Hei Matau Paua 601
1" 3/4 in x 1" in
Hei Matau is taonga (a cultural treasure). It represents not only our land, but also prosperity, fertility and safe passage over water. They also denote the importance of fishing to Māori, and their relationship to Tangaroa god of the sea. Hei Matau represent strength, good luck and safe travel across water.
The fish-hook shape of the hei matau finds its origins in Māori legend, which holds that the North Island of New Zealand was once a huge fish that was caught by the great mariner Maui using only a woven line and a hook made from the jawbone of his grandmother. The Māori name for the North island, Te Ika a Maui ("The fish of Maui") reflects this legend.
Pāua shells are recognized as taonga, or treasure, esteemed both as kaimoana --seafood and as a valued resource for traditional and contemporary arts and crafts. Pāua are frequently used to represent the eyes in Māori carvings and traditionally are associated with the stars or whetū, the symbolic eyes of ancestors that gaze down from the night sky.

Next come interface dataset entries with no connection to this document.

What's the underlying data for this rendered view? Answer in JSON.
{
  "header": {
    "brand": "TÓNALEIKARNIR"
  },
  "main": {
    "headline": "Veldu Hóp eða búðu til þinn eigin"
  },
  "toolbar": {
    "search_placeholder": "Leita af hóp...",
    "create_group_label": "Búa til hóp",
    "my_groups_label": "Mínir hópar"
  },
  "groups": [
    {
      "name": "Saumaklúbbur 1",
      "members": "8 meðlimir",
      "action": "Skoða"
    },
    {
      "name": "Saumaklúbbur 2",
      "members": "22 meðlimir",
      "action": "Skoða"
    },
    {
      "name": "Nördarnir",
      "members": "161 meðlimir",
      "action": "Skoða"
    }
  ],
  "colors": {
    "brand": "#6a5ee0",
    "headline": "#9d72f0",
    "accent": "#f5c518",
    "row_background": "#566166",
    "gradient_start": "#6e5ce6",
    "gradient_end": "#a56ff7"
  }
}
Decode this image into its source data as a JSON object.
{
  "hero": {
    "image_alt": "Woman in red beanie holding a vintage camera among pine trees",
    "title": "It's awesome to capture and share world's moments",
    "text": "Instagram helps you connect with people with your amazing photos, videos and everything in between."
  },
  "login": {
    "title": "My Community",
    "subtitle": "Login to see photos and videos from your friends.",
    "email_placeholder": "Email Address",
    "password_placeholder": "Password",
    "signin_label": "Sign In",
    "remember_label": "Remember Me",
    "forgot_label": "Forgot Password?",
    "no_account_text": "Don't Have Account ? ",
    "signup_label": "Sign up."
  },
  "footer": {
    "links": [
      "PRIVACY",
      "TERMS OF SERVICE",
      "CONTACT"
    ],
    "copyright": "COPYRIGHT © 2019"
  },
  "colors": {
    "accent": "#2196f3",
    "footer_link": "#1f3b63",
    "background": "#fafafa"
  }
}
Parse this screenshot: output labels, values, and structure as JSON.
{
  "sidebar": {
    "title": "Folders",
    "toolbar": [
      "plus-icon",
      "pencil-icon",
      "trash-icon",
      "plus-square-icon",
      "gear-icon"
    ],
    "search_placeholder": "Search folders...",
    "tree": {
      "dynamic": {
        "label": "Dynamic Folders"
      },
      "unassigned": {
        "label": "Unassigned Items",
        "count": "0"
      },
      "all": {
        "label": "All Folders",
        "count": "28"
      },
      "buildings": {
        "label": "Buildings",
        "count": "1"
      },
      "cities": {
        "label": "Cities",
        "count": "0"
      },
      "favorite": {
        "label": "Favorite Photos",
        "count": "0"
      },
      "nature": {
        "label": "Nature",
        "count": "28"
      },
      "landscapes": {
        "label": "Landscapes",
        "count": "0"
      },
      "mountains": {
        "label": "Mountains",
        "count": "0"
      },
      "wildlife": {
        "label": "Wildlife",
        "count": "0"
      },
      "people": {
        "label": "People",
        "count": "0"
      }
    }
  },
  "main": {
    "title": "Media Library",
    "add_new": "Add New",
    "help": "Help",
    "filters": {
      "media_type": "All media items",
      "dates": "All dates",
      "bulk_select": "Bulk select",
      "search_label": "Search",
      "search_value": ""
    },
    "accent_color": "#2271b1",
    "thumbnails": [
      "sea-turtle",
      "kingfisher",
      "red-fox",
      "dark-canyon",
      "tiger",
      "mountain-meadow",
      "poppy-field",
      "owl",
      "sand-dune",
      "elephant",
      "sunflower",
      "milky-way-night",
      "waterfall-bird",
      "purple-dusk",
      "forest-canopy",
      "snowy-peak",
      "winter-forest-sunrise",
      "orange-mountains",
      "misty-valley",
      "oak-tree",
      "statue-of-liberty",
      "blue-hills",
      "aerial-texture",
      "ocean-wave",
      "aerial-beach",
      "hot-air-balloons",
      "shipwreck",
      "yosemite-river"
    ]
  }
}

It is believed that a carving -- taonga -- which is worn with respect or given and received with love, takes on part of the spirit of those who wear or handle it. In this way it becomes a spiritual link between people spanning time and distance. A carving that has been worn by family or tribal members over many generations contains the spirit of all of those people and is truly a great and powerful treasure.